Growth mindset – the belief that intelligence is changeable, rather than fixed – has been promoted in classrooms across the country for years. Increasingly, teachers are encouraged to praise children for their effort and grit in solving problems rather than their innate intelligence. The widely recognized importance of a growth mindset in students has even spurred some to emphasize the characteristic as a potential element of school quality, to be tracked alongside test scores.
Until now, the evidence in support of the growth mindset has relied on studies of high school and college-aged students, and has provided little insight to development of the characteristic in historically underserved students. A new study presented this month at the fall conference of the Association for Public Policy Analysis and Measurement tackles these issues, and provides some intriguing new evidence about the academic impact of growth mindset.
The study examines 125,000 students attending 4th through 7th grades in five urban California school districts. In order to examine the impact of growth mindset on students’ learning outcomes, the authors linked student test score data to a measure of growth mindset that reflects responses to the following questions:
Please indicate how true each of the following statements is for you:
(1) My intelligence is something that I can’t change very much;
(2) Challenging myself won’t make me any smarter;

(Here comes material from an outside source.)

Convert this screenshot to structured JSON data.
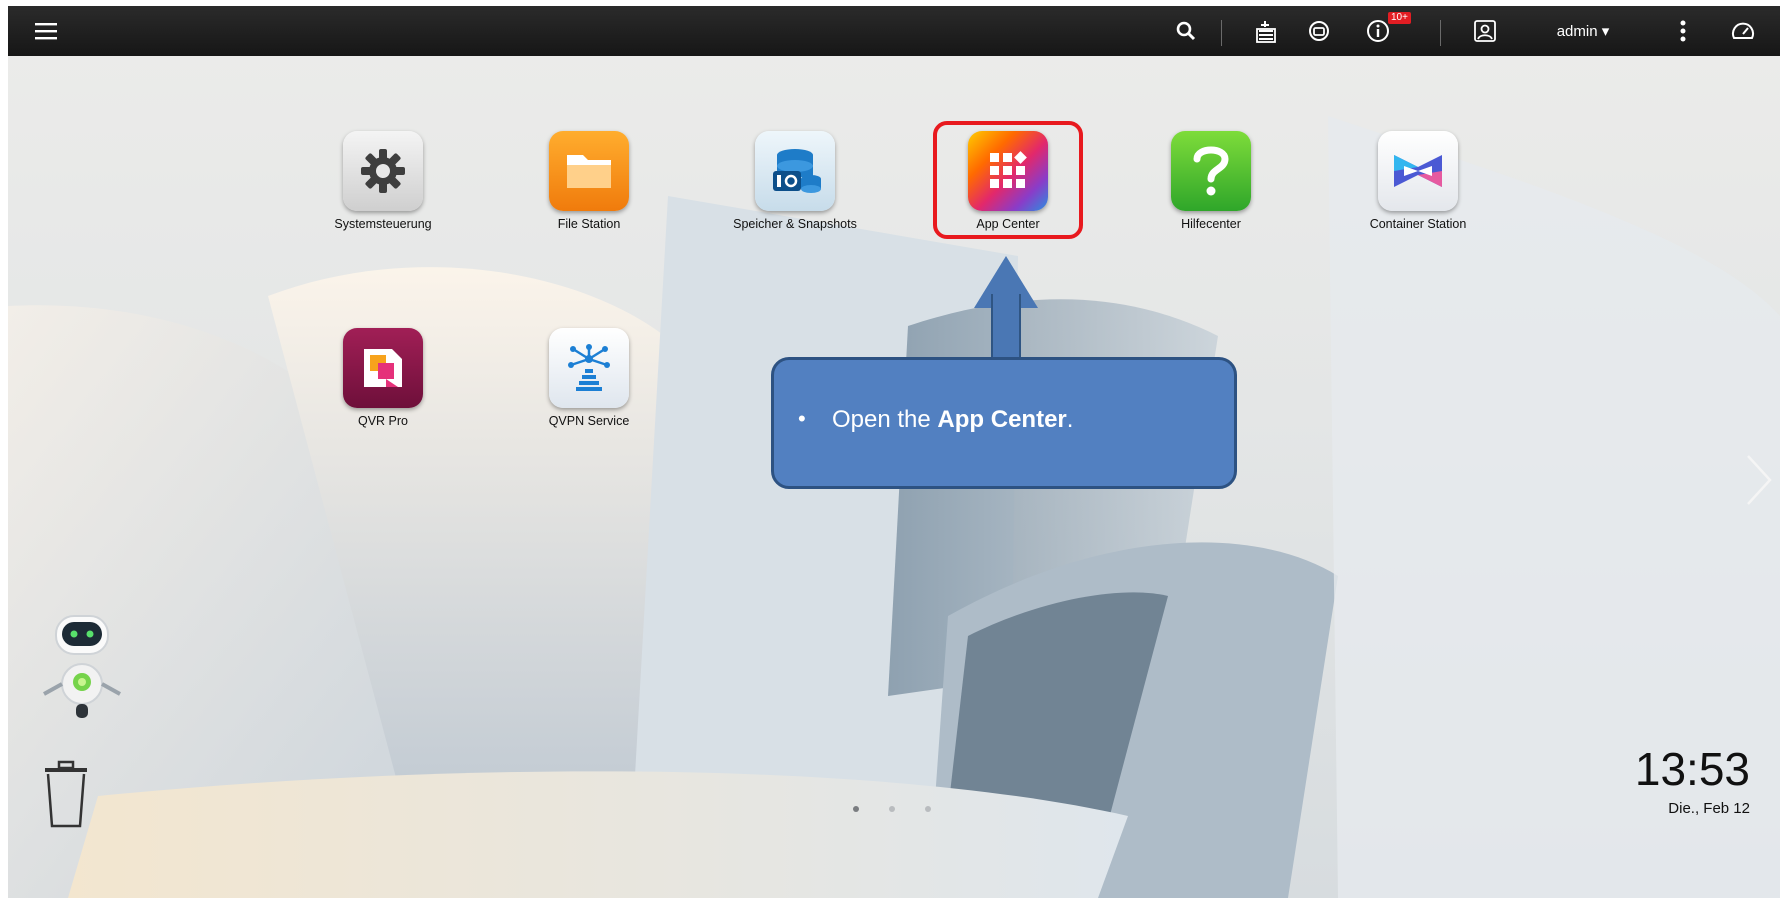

(3) There are some things I am not capable of learning; and
(4) If I am not naturally smart in a subject, I will never do well in it.
For each of these questions, students choose: Not at All True, A Little True, Somewhat True, Mostly True, or Completely True.
Their findings are substantial: historically underserved students were less likely than their peers to hold a growth mindset, and students that did hold a growth mindset showed significantly more learning over the course of a school year than did students with a fixed mindset.
The authors find that what they call the “mindset gap” impacts a variety of historically underserved student subgroups. Students who are eligible for free- and reduced-price lunch, English Language Learners, and both Hispanic and African American students all show lower degrees of growth mindset across the 4th-7th grades than did their peers. Female students were more likely to maintain a high level of growth mindset than their male peers until the 7th grade, when the gap closes. The authors note that these gaps are larger across schools than within an individual school, possibly highlighting the power of the school environment to shape beliefs about learning among students.
The authors’ findings on the impact of growth mindset on academic achievement are particularly striking. Students who had a high level of growth mindset measured in one year, when compared to demographically and academically similar students, achieved higher test scores and showed greater learning when tested in the following year. Students in all subgroups – including students of all races and ethnicities, socioeconomic statuses, and genders – who held a growth mindset saw higher test scores in both mathematics and language arts (by 0.04 standard deviations and 0.07 standard deviations, respectively). These higher test scores reflect significant additional learning over the course of a school year. The average student who moves from a fixed mindset to a neutral mindset experiences learning growth reflective of approximately 19 school days of learning – about one additional calendar month in the classroom.
Evidence continues to build on the effectiveness of growth mindset. Teachers and administrators already know that developing this attitude can help build students’ learning, but now current research tells us just how significant that impact may be. It is particularly important for schools serving underserved populations – those students who may be less likely to hold a growth mindset – to cultivate these beliefs about learning in their students. With nearly one month of additional learning growth on the line, developing and promoting growth mindset may bring significant achievement gains for all students.